Person: Terrot, Charles Hughes
Charles Terrot was an amateur mathematician who became Bishop of Edinburgh. He wrote an early paper on complex numbers.
Mathematical Profile (Excerpt):
- Young Terrot was placed under the care of the Revd John Fawcett of Carlisle and was educated at Carlisle Grammar School.
- It was at Cambridge that Terrot earned a reputation for scholarship, particularly in mathematics.
- Fortunately for Terrot, he had had ample opportunity outwith the Tripos examinations to prove his abilities and on this basis he was elected a Fellow of Trinity College in 1813.
- Terrot's move to Edinburgh took place in 1817: he was to assist the Revd James Walker at St Peter's in Roxburgh Place.
- In 1833 Terrot joined two other clergy at St Paul's in York Place.
- Understandably, Terrot sought relief from the heavy burden of his responsibilities.
- His passion for the science was strong enough to take possession of his mind, and soothing enough to settle it down to repose." The extent of Terrot's reliance on mathematics and its implications, both beneficial and otherwise, were discussed by the Revd Walker -- whom Terrot had assisted at St Peter's -- in his biographical work, Three Churchmen (1893).
- Readers will probably take very different views of Bishop Terrot's occasionally ardent devotion to mathematical study.

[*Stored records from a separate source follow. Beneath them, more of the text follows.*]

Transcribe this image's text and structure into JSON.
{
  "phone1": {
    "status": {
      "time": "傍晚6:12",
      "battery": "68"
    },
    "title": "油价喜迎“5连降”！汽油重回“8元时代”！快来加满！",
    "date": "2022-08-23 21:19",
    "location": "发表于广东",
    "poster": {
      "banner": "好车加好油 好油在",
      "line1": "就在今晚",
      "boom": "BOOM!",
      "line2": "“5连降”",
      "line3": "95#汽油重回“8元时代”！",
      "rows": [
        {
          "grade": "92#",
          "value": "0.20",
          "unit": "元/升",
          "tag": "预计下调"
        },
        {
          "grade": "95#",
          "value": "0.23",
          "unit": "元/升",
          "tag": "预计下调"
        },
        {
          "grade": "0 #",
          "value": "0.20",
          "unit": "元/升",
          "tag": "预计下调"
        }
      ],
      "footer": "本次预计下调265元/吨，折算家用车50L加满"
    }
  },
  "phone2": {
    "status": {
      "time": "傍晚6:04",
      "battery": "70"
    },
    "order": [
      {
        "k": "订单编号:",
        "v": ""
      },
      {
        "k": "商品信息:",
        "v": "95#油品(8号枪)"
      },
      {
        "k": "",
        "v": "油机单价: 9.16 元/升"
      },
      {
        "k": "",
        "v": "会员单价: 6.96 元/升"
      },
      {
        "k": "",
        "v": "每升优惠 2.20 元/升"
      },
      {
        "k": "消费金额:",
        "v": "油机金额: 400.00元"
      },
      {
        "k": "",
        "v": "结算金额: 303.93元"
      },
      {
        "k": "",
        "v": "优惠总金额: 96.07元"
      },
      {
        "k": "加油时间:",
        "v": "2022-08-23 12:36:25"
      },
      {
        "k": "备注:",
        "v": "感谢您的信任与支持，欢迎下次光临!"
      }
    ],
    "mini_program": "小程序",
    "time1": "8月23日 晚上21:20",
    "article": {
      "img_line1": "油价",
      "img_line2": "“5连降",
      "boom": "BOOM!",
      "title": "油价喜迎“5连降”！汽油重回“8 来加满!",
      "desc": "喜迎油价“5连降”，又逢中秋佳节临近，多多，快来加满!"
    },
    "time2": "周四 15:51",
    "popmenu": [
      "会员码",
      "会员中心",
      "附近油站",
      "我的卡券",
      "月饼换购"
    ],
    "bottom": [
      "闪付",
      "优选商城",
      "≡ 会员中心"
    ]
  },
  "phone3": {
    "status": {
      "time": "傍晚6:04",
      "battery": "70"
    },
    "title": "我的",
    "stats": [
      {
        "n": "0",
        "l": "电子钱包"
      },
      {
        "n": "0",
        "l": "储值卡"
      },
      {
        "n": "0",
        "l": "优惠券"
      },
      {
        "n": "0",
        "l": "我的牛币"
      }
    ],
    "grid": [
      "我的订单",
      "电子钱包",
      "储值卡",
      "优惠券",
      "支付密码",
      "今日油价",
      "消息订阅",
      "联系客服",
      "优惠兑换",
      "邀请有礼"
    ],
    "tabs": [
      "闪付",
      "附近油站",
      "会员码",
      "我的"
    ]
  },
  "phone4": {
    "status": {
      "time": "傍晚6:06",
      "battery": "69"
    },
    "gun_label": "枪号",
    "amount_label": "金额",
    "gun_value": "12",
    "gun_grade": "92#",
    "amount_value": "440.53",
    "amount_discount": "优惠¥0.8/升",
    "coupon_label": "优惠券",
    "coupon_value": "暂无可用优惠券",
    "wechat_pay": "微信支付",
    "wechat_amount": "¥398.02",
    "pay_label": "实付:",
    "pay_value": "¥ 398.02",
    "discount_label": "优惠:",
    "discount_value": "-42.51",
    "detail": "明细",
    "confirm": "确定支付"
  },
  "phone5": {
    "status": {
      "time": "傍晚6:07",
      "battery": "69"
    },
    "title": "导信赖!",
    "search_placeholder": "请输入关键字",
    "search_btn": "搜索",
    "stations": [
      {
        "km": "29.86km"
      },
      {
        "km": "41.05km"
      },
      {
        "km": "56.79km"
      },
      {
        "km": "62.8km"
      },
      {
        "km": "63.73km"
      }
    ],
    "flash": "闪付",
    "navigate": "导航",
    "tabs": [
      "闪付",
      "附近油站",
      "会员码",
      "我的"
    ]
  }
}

- Apart from mathematics, Terrot spent time writing poetry and much of his leisure time while at Haddington was devoted to it.
- Terrot was elected a Fellow of the Royal Society of Edinburgh in 1840, proposed for fellowship by J D Forbes.
- Terrot served as a Councillor for the Society (1841-1844) and as their Vice-President between 1844 and 1860.
- Bishop Terrot, Vice-President, in the Chair'.
- Terrot delighted in good conversation and, according to the Revd Walker, in Edinburgh he had developed a 'very high reputation as a talker of the Johnsonian type'.
- The 1847 paper, in which Terrot gives an early account of the theory of complex numbers, attracted the attention of P G Tait while still a schoolboy at the Edinburgh Academy.
- While Warren should be credited with having established the fundamentals, Terrot surely deserves some recognition: he seems to have had a sound grasp of the mathematics involved, which he was able to apply in valid and novel ways, and it is through his paper that Tait had his first introduction to a relatively new mathematical discovery of huge import.
- Terrot accordingly must be considered as one of the pioneers of the science.
- Dr. Terrot, afterwards Bishop of Edinburgh.
- It seems unlikely, therefore, that Terrot was ever a member of staff at the Academy.
- Perhaps the obituarist had misinterpreted Terrot's influence on young Thomson.
- Charles Hughes Terrot, D.D., elected in 1857 'Primus' of the Scottish Episcopal Church, and whose quaint little figure, with shovel-hat and knee-breeches, was long familiar in the streets of Edinburgh.
- Few men were more esteemed and respected by others than Dr. Terrot of the Episcopal Church.
- It is possible that Terrot provided Thomson with private tuition in mathematics.
- From the time of his fellowship at Trinity, Terrot had supplemented his income by taking on pupils for private tuition.
- Terrot was known to have had a close association with Archdeacon William's successor as Rector of the Edinburgh Academy, Dr John Hannah (1818-1888) who was a former Fellow of Lincoln College, Oxford.
- The two men lived near to each other and Dr. Hannah took great pleasure in familiarizing Terrot with 'Oxford forms of thought' at a time when the philosopher, Sir William Hamilton was promoting communication between Edinburgh and Oxford.
- The two were also connected through the RSE: Hannah was elected a Fellow in March 1848, having been proposed by Terrot in the January.
- Terrot died at Stockbridge in Edinburgh on 2 April 1872, aged eighty-two.
Born 19 September 1790, Cuddalore, Tamil Nadu, India. Died 2 April 1872, Stockbridge, Edinburgh, Scotland.
View full biography at MacTutor
Tags relevant for this person:
Origin India, Physics
Thank you to the contributors under CC BY-SA 4.0!
Adapted from other CC BY-SA 4.0 Sources:
- O’Connor, John J; Robertson, Edmund F: MacTutor History of Mathematics Archive